# [Records shown]
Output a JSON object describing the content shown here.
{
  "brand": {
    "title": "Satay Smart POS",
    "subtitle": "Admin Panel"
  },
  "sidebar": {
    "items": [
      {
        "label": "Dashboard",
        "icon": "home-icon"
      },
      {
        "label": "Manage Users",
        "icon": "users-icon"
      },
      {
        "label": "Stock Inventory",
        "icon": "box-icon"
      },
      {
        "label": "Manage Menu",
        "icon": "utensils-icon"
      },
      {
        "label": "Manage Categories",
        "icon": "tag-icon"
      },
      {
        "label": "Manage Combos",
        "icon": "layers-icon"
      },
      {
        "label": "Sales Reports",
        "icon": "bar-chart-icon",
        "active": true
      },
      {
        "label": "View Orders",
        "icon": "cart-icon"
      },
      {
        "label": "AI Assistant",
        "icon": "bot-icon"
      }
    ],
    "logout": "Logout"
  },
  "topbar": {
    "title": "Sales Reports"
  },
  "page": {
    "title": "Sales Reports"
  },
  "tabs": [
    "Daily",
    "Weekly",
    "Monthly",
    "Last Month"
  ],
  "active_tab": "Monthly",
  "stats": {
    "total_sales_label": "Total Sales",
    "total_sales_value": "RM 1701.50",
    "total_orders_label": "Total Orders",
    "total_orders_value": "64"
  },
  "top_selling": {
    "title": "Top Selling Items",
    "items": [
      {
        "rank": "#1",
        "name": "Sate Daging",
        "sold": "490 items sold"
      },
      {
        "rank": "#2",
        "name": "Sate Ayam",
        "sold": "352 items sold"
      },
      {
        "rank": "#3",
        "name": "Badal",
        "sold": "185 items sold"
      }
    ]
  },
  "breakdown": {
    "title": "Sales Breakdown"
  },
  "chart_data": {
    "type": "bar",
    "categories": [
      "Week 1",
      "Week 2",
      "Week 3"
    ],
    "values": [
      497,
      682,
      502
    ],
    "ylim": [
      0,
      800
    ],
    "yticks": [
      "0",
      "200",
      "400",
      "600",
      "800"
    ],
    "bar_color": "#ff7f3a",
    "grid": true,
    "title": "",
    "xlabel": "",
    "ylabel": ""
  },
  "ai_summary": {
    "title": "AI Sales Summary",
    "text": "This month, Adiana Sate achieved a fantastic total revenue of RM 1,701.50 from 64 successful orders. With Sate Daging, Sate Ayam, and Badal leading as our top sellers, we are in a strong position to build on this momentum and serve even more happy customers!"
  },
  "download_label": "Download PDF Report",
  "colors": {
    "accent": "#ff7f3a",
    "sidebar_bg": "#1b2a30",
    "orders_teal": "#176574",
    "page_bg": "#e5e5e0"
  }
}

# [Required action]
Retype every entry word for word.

# [Written solution]
Output a JSON object describing the content shown here.
{
  "brand": {
    "title": "Satay Smart POS",
    "subtitle": "Admin Panel"
  },
  "sidebar": {
    "items": [
      {
        "label": "Dashboard",
        "icon": "home-icon"
      },
      {
        "label": "Manage Users",
        "icon": "users-icon"
      },
      {
        "label": "Stock Inventory",
        "icon": "box-icon"
      },
      {
        "label": "Manage Menu",
        "icon": "utensils-icon"
      },
      {
        "label": "Manage Categories",
        "icon": "tag-icon"
      },
      {
        "label": "Manage Combos",
        "icon": "layers-icon"
      },
      {
        "label": "Sales Reports",
        "icon": "bar-chart-icon",
        "active": true
      },
      {
        "label": "View Orders",
        "icon": "cart-icon"
      },
      {
        "label": "AI Assistant",
        "icon": "bot-icon"
      }
    ],
    "logout": "Logout"
  },
  "topbar": {
    "title": "Sales Reports"
  },
  "page": {
    "title": "Sales Reports"
  },
  "tabs": [
    "Daily",
    "Weekly",
    "Monthly",
    "Last Month"
  ],
  "active_tab": "Monthly",
  "stats": {
    "total_sales_label": "Total Sales",
    "total_sales_value": "RM 1701.50",
    "total_orders_label": "Total Orders",
    "total_orders_value": "64"
  },
  "top_selling": {
    "title": "Top Selling Items",
    "items": [
      {
        "rank": "#1",
        "name": "Sate Daging",
        "sold": "490 items sold"
      },
      {
        "rank": "#2",
        "name": "Sate Ayam",
        "sold": "352 items sold"
      },
      {
        "rank": "#3",
        "name": "Badal",
        "sold": "185 items sold"
      }
    ]
  },
  "breakdown": {
    "title": "Sales Breakdown"
  },
  "chart_data": {
    "type": "bar",
    "categories": [
      "Week 1",
      "Week 2",
      "Week 3"
    ],
    "values": [
      497,
      682,
      502
    ],
    "ylim": [
      0,
      800
    ],
    "yticks": [
      "0",
      "200",
      "400",
      "600",
      "800"
    ],
    "bar_color": "#ff7f3a",
    "grid": true,
    "title": "",
    "xlabel": "",
    "ylabel": ""
  },
  "ai_summary": {
    "title": "AI Sales Summary",
    "text": "This month, Adiana Sate achieved a fantastic total revenue of RM 1,701.50 from 64 successful orders. With Sate Daging, Sate Ayam, and Badal leading as our top sellers, we are in a strong position to build on this momentum and serve even more happy customers!"
  },
  "download_label": "Download PDF Report",
  "colors": {
    "accent": "#ff7f3a",
    "sidebar_bg": "#1b2a30",
    "orders_teal": "#176574",
    "page_bg": "#e5e5e0"
  }
}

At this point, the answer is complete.